A Peaceful Election in Iraq, and War Clouds in Afghanistan
Last weekend Iraq held local elections, which were a major event precisely because they proceeded uneventfully. Turnout was apparently a bit low, but there was virtually no election day violence and no one seems inclined to take up arms over the results. Allies of the current Prime Minister, Nouri al-Maliki, did rather well, whereas more radical Shia parties did rather badly. Sunni parties, which boycotted the last election, seem to have won their fair share of the vote. This is a nearly ideal outcome from the point of view of the United States, and it might not work out too badly for the Iraqis. Peaceful elections certainly mark a significant change from the situation three or four years ago, when the country seemed to be on the brink of civil war.
One major reason for the change of fortunes in Iraq was the “surge” in American troop strength that took place in 2007. More recently David Petraeus, the surgin’ general himself, has been promoted to a level where he has ultimate responsibility for Afghanistan, and schemes to transfer combat troops from Iraq to Afghanistan are well advanced. Stephen Harper will certainly hear more about America’s plans for Afghanistan during his talks with President Obama on February 19, but the overall thrust of US policy is already clear. The Americans want to send in more troops, and they want to scale back their goals to emphasise stability in Afghanistan as opposed to more idealistic notions of promoting democracy. Inevitably, they also want more help from their NATO allies.

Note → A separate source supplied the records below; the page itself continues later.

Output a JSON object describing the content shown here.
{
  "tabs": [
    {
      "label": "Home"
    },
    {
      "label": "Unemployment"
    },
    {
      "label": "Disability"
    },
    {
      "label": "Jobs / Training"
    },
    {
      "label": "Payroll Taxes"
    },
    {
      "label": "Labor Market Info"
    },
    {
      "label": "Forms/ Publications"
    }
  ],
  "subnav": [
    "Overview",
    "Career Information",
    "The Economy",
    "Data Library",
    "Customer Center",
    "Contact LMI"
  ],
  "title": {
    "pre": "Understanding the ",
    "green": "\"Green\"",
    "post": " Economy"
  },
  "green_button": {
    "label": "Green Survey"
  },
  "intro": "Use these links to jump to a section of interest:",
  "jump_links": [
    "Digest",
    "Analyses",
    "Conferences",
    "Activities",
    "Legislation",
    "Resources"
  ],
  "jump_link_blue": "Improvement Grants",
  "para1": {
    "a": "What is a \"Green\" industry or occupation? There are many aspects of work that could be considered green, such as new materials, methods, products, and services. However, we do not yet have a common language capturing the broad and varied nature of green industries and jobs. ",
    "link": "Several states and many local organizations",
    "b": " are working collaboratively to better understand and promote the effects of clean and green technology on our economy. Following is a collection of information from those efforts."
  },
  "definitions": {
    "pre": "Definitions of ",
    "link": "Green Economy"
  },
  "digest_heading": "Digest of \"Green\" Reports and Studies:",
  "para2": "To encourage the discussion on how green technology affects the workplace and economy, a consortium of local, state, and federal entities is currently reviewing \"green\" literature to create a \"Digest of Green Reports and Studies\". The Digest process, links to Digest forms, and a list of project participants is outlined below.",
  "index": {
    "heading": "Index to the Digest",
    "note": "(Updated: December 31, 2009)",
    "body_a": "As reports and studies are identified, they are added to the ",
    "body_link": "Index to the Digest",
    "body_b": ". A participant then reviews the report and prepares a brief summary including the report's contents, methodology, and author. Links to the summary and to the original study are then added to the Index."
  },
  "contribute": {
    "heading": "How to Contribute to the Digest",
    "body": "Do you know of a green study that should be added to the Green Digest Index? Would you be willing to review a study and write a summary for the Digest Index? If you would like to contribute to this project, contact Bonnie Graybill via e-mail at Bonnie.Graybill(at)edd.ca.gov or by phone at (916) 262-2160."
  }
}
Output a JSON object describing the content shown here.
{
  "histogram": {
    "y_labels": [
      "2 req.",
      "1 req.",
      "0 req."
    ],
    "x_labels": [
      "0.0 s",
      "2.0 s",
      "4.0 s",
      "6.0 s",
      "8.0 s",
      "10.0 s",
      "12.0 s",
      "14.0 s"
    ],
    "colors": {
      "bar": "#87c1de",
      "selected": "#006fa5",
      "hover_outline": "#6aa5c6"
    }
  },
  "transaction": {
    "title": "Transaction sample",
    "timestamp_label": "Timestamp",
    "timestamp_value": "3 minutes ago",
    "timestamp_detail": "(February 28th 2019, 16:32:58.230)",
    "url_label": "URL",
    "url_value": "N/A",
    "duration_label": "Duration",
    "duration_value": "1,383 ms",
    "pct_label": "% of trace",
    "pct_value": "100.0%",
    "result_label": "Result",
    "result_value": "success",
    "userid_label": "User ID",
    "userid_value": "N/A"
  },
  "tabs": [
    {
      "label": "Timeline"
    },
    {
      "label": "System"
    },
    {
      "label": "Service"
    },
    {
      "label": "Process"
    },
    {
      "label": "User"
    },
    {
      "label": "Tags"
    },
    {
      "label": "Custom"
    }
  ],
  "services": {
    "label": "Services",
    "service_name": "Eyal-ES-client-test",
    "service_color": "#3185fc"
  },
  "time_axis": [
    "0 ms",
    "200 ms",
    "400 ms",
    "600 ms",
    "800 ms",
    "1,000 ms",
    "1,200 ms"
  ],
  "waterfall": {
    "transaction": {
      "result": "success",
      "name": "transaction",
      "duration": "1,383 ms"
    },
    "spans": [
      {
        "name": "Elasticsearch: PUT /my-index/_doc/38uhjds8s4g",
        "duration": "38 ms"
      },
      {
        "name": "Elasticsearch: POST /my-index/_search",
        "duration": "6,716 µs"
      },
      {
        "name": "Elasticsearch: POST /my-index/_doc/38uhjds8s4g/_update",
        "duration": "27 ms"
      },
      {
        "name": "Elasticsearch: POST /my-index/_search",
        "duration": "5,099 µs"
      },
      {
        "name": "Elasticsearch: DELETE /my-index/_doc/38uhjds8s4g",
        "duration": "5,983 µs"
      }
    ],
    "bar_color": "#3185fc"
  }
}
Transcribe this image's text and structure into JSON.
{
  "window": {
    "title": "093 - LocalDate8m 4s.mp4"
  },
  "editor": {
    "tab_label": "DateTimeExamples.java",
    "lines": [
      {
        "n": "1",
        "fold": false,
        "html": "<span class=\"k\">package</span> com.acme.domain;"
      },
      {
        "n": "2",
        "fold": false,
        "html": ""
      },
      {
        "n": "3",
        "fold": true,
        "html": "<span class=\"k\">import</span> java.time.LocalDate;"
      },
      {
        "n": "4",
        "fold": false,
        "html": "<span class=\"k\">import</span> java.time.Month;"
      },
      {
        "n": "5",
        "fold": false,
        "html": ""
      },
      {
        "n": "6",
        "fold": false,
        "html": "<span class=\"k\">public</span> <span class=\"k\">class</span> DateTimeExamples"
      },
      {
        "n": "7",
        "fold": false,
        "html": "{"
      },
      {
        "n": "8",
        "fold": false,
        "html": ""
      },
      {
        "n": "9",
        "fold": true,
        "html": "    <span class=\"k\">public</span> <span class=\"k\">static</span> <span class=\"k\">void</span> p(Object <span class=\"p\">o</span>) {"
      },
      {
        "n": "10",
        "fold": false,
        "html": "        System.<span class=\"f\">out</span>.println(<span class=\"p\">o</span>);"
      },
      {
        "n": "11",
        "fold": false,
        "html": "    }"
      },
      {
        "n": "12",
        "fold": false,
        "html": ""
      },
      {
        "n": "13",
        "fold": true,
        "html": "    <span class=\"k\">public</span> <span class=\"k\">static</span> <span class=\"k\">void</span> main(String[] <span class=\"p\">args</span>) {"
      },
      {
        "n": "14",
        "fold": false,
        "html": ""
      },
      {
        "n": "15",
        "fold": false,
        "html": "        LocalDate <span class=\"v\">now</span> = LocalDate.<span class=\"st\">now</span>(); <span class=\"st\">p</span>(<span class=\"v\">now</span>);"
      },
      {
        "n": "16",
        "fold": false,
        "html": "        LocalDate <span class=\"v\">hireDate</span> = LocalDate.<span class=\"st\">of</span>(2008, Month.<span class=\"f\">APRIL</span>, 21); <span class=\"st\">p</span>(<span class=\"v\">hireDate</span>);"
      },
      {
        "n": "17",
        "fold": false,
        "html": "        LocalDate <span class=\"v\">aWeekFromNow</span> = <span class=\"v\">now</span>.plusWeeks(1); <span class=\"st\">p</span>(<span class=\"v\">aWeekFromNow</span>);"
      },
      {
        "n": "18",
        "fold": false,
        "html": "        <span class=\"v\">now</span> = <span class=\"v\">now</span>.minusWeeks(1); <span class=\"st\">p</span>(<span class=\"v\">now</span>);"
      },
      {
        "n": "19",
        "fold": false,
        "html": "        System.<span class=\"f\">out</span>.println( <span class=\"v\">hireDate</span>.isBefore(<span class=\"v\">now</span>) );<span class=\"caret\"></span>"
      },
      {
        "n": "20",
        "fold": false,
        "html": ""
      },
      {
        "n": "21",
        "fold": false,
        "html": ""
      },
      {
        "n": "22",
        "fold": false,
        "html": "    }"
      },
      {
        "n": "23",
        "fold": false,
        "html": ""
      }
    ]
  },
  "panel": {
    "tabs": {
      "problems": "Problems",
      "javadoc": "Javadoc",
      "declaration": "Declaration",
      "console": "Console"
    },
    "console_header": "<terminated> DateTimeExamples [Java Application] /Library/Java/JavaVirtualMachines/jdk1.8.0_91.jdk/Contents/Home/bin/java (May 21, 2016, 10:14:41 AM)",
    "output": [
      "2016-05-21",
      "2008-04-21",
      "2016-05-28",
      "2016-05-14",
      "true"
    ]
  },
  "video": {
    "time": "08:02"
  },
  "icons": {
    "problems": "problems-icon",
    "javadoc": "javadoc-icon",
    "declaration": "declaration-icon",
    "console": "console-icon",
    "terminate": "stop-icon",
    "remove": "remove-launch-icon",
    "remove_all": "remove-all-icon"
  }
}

There are several pertinent questions about all this from the Canadian perspective, but perhaps the most important one is straightforward: will sending in more troops really be sufficient to achieve even the modest goal of creating stability? NATO forces are up against serious military difficulties in Afghanistan, including a persistent problem with supply lines: trucks coming in from Pakistan via the Khyber Pass are vulnerable, and America may soon have to abandon a military base in Kyrgyzstan that is currently being used to fly in supplies.
Another concern is America’s deteriorating relationship with the government of Hamid Karzai. US Vice-President Joe Biden, for example, apparently stormed out of a meeting with Karzai last year after not getting satisfactory answers to questions about drugs and corruption. Biden is something of an anti-drug crusader, and therefore perhaps not the person best equipped to deal with the messy realities of Afghanistan, but skepticism about Karzai is apparently widespread within Obama’s administration. Expressing that skepticism too forcefully might either push Karzai into the arms of the Russians or discredit him to the point where the country becomes even more ungovernable than it is now.
Canada’s role, for the moment, should be to urge a restrained and methodical approach and to ask tough questions about America’s plans and their likelihood of success. If Obama wants additional Canadian help in Afghanistan, he should have to earn it by laying out a good political and military case.